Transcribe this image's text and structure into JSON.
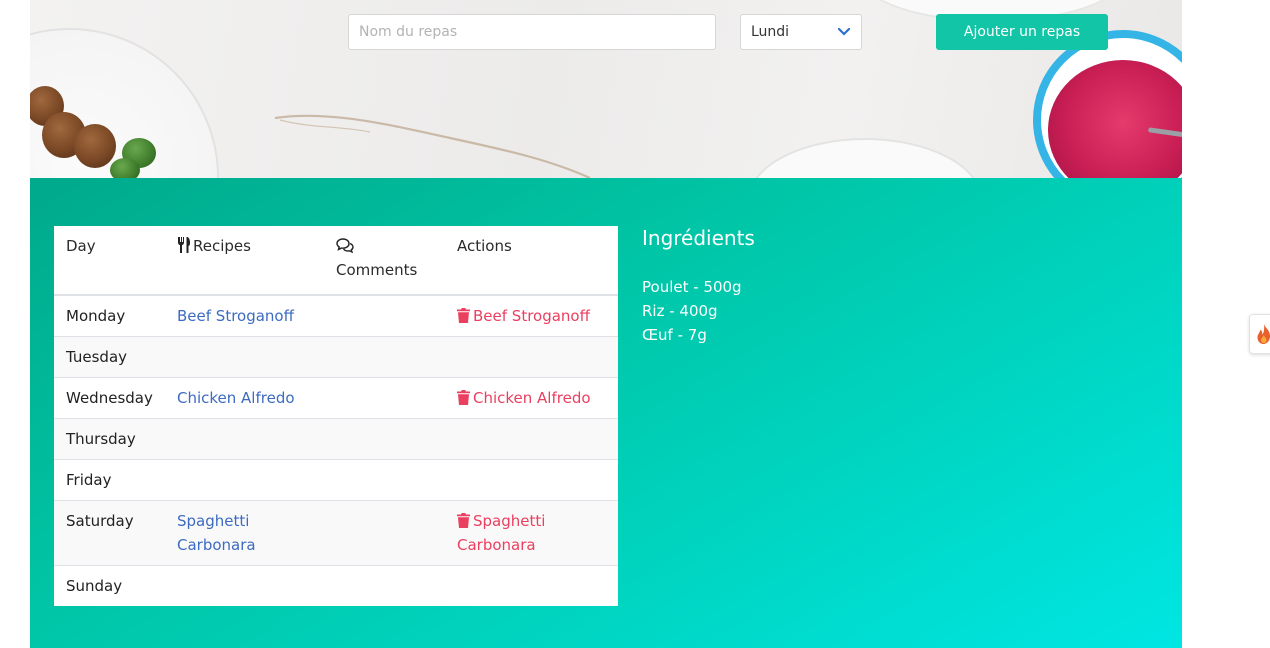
{
  "form": {
    "meal_placeholder": "Nom du repas",
    "day_selected": "Lundi",
    "add_button_label": "Ajouter un repas"
  },
  "table": {
    "headers": {
      "day": "Day",
      "recipes": "Recipes",
      "comments_line1": "",
      "comments": "Comments",
      "actions": "Actions"
    },
    "rows": [
      {
        "day": "Monday",
        "recipe": "Beef Stroganoff",
        "comment": "",
        "action": "Beef Stroganoff"
      },
      {
        "day": "Tuesday",
        "recipe": "",
        "comment": "",
        "action": ""
      },
      {
        "day": "Wednesday",
        "recipe": "Chicken Alfredo",
        "comment": "",
        "action": "Chicken Alfredo"
      },
      {
        "day": "Thursday",
        "recipe": "",
        "comment": "",
        "action": ""
      },
      {
        "day": "Friday",
        "recipe": "",
        "comment": "",
        "action": ""
      },
      {
        "day": "Saturday",
        "recipe": "Spaghetti Carbonara",
        "comment": "",
        "action": "Spaghetti Carbonara"
      },
      {
        "day": "Sunday",
        "recipe": "",
        "comment": "",
        "action": ""
      }
    ]
  },
  "ingredients": {
    "title": "Ingrédients",
    "items": [
      "Poulet - 500g",
      "Riz - 400g",
      "Œuf - 7g"
    ]
  },
  "icons": {
    "recipes_header": "utensils-icon",
    "comments_header": "comments-icon",
    "delete": "trash-icon",
    "select": "chevron-down-icon",
    "side_widget": "flame-icon"
  },
  "colors": {
    "accent_button": "#11c5a6",
    "link": "#3d6bc1",
    "delete": "#ea3f5f",
    "section_start": "#00a98b",
    "section_end": "#00e6e3"
  }
}
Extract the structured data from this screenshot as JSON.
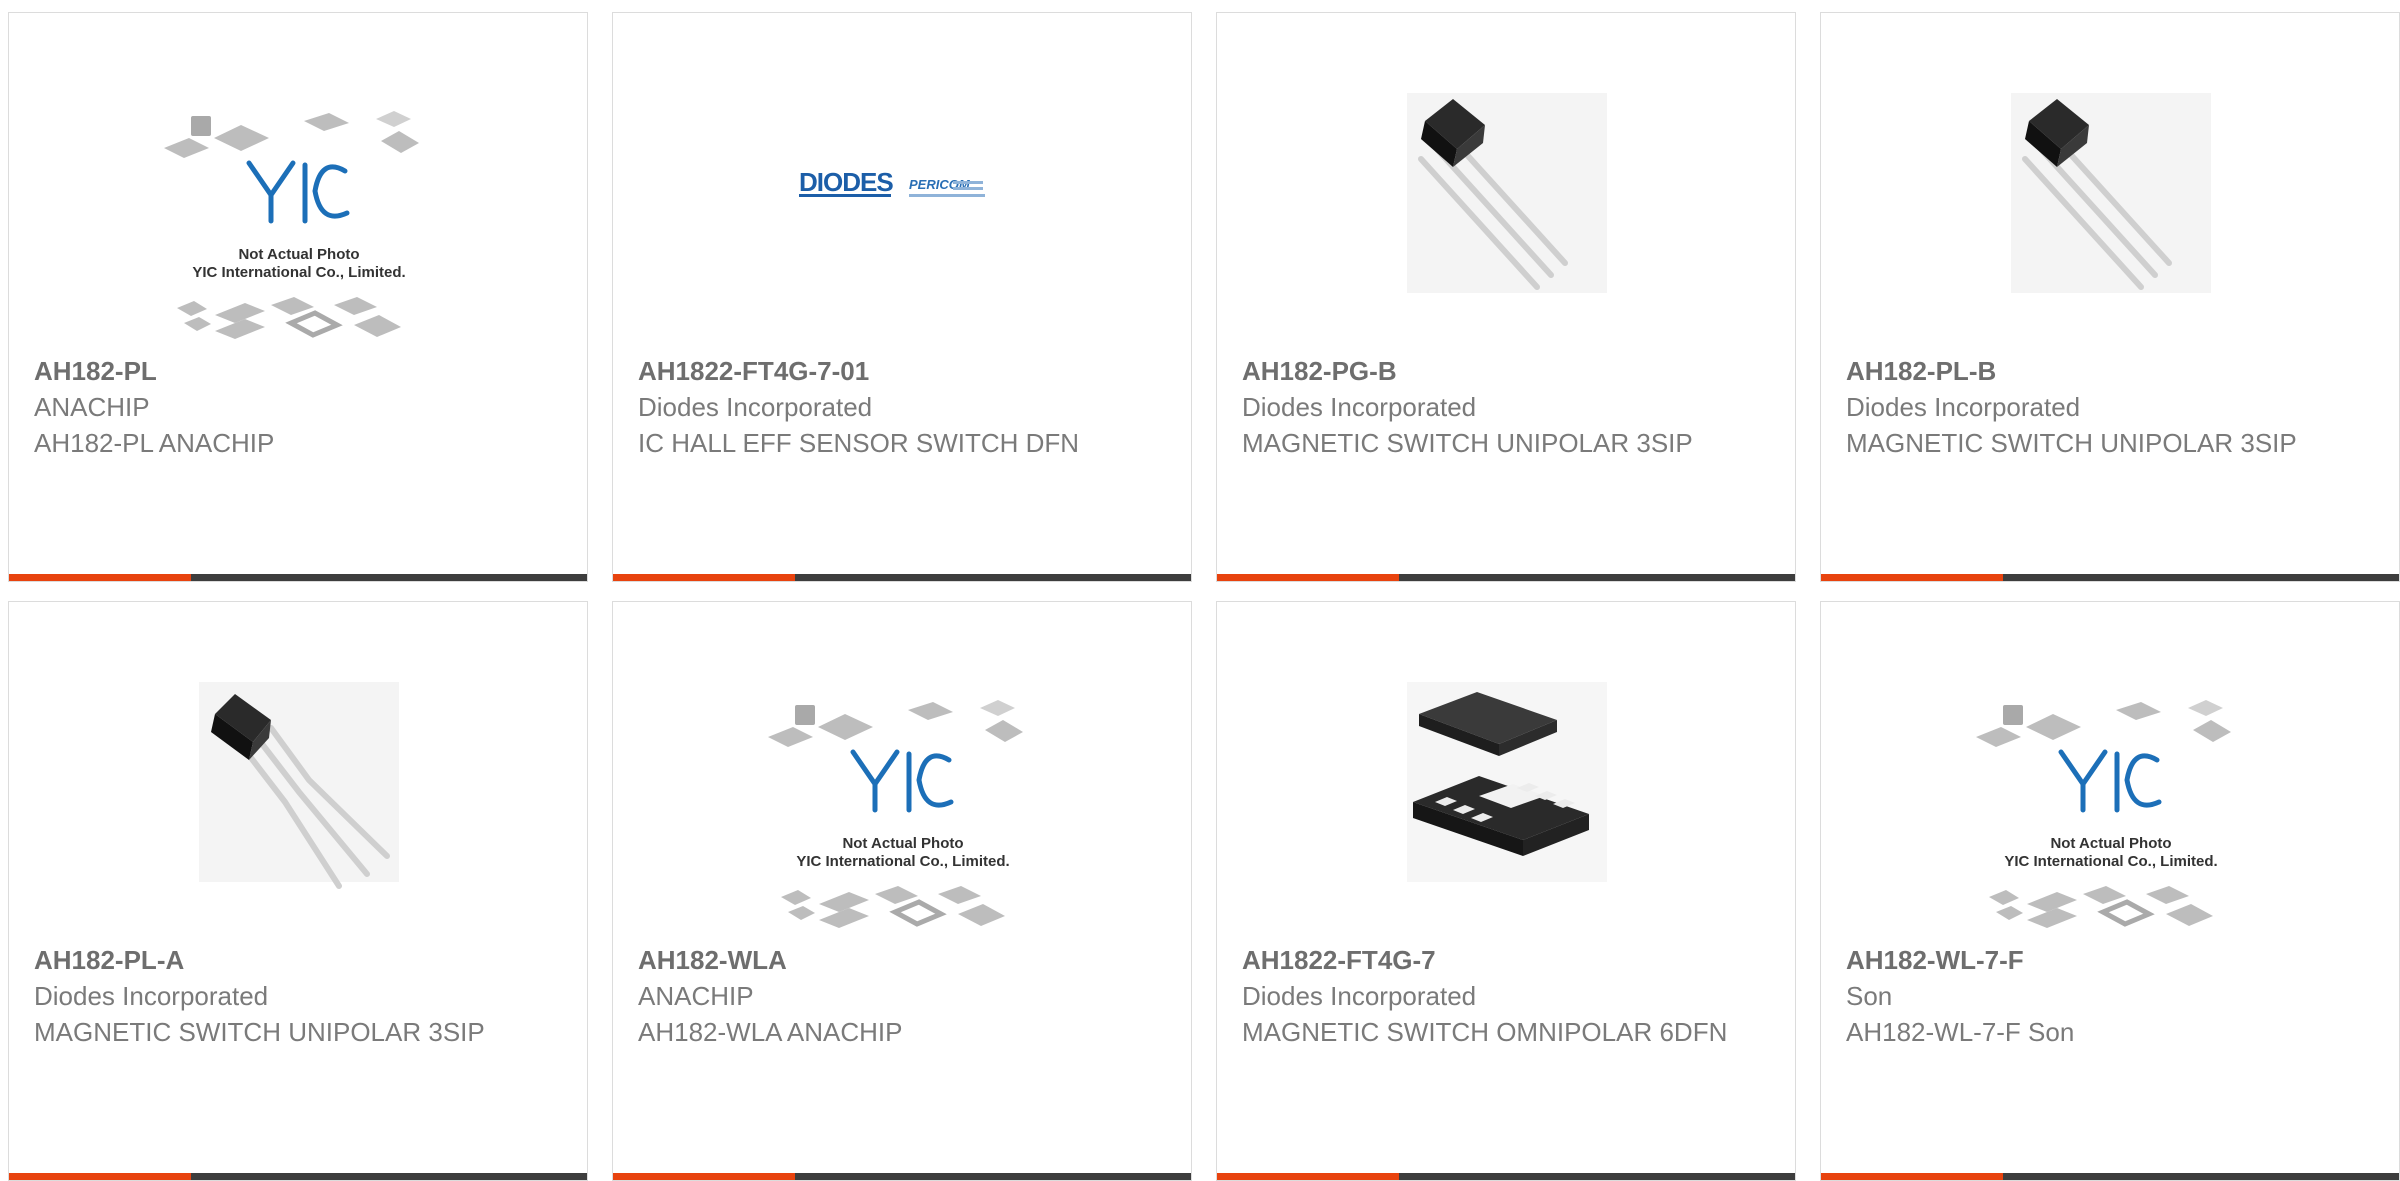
{
  "products": [
    {
      "part_number": "AH182-PL",
      "manufacturer": "ANACHIP",
      "description": "AH182-PL ANACHIP",
      "image": "placeholder-yic",
      "placeholder_text": [
        "Not Actual Photo",
        "YIC International Co., Limited."
      ]
    },
    {
      "part_number": "AH1822-FT4G-7-01",
      "manufacturer": "Diodes Incorporated",
      "description": "IC HALL EFF SENSOR SWITCH DFN",
      "image": "diodes-logo",
      "logo_text": [
        "DIODES",
        "PERICOM"
      ]
    },
    {
      "part_number": "AH182-PG-B",
      "manufacturer": "Diodes Incorporated",
      "description": "MAGNETIC SWITCH UNIPOLAR 3SIP",
      "image": "to92-component"
    },
    {
      "part_number": "AH182-PL-B",
      "manufacturer": "Diodes Incorporated",
      "description": "MAGNETIC SWITCH UNIPOLAR 3SIP",
      "image": "to92-component"
    },
    {
      "part_number": "AH182-PL-A",
      "manufacturer": "Diodes Incorporated",
      "description": "MAGNETIC SWITCH UNIPOLAR 3SIP",
      "image": "to92-component-bent"
    },
    {
      "part_number": "AH182-WLA",
      "manufacturer": "ANACHIP",
      "description": "AH182-WLA ANACHIP",
      "image": "placeholder-yic",
      "placeholder_text": [
        "Not Actual Photo",
        "YIC International Co., Limited."
      ]
    },
    {
      "part_number": "AH1822-FT4G-7",
      "manufacturer": "Diodes Incorporated",
      "description": "MAGNETIC SWITCH OMNIPOLAR 6DFN",
      "image": "dfn-package"
    },
    {
      "part_number": "AH182-WL-7-F",
      "manufacturer": "Son",
      "description": "AH182-WL-7-F Son",
      "image": "placeholder-yic",
      "placeholder_text": [
        "Not Actual Photo",
        "YIC International Co., Limited."
      ]
    }
  ],
  "colors": {
    "accent": "#e8430e",
    "bar_dark": "#3d3d3d",
    "text": "#7a7a7a",
    "logo_blue": "#1c6fb8"
  }
}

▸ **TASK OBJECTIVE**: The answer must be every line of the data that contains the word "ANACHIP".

▸ **RESPONSE AREA**:
      "manufacturer": "ANACHIP",
      "description": "AH182-PL ANACHIP",
      "manufacturer": "ANACHIP",
      "description": "AH182-WLA ANACHIP",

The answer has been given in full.